*AIM OF THE EXERCISE:*
How many lines in the data below include the word "entries"? Respond with the number, nothing more.

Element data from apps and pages
***

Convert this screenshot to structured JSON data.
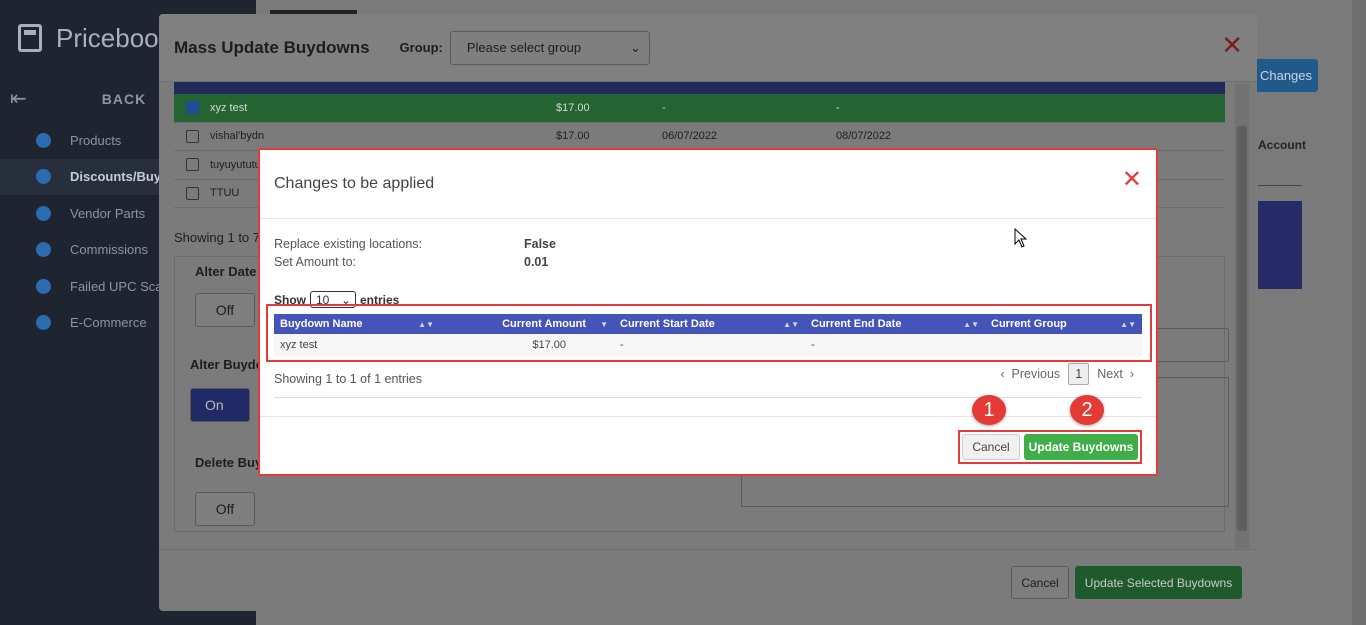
{
  "app": {
    "name": "Priceboo",
    "back_label": "BACK",
    "nav": [
      {
        "label": "Products",
        "icon": "products-icon"
      },
      {
        "label": "Discounts/Buyd",
        "icon": "discounts-icon"
      },
      {
        "label": "Vendor Parts",
        "icon": "truck-icon"
      },
      {
        "label": "Commissions",
        "icon": "commissions-icon"
      },
      {
        "label": "Failed UPC Sca",
        "icon": "barcode-icon"
      },
      {
        "label": "E-Commerce",
        "icon": "ecommerce-icon"
      }
    ],
    "changes_button": "Changes",
    "account_label": "Account"
  },
  "mass_update": {
    "title": "Mass Update Buydowns",
    "group_label": "Group:",
    "group_placeholder": "Please select group",
    "rows": [
      {
        "name": "xyz test",
        "amount": "$17.00",
        "start": "-",
        "end": "-",
        "selected": true
      },
      {
        "name": "vishal'bydn",
        "amount": "$17.00",
        "start": "06/07/2022",
        "end": "08/07/2022",
        "selected": false
      },
      {
        "name": "tuyuyututu",
        "amount": "",
        "start": "",
        "end": "",
        "selected": false
      },
      {
        "name": "TTUU",
        "amount": "",
        "start": "",
        "end": "",
        "selected": false
      }
    ],
    "showing": "Showing 1 to 7",
    "alter_date_label": "Alter Date",
    "alter_date_value": "Off",
    "alter_buydown_label": "Alter Buydo",
    "alter_buydown_value": "On",
    "delete_label": "Delete Buy",
    "delete_value": "Off",
    "cancel_label": "Cancel",
    "update_label": "Update Selected Buydowns"
  },
  "changes_dialog": {
    "title": "Changes to be applied",
    "summary": [
      {
        "label": "Replace existing locations:",
        "value": "False"
      },
      {
        "label": "Set Amount to:",
        "value": "0.01"
      }
    ],
    "show_label": "Show",
    "page_length": "10",
    "entries_label": "entries",
    "columns": [
      "Buydown Name",
      "Current Amount",
      "Current Start Date",
      "Current End Date",
      "Current Group"
    ],
    "rows": [
      {
        "name": "xyz test",
        "amount": "$17.00",
        "start": "-",
        "end": "-",
        "group": ""
      }
    ],
    "showing": "Showing 1 to 1 of 1 entries",
    "prev_label": "Previous",
    "page": "1",
    "next_label": "Next",
    "cancel_label": "Cancel",
    "update_label": "Update Buydowns"
  },
  "callouts": [
    "1",
    "2"
  ],
  "colors": {
    "accent_red": "#e23b3b",
    "header_blue": "#4554b8",
    "update_green": "#3fae49",
    "badge_red": "#e53935"
  }
}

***

*EXERCISE ANSWER:*
2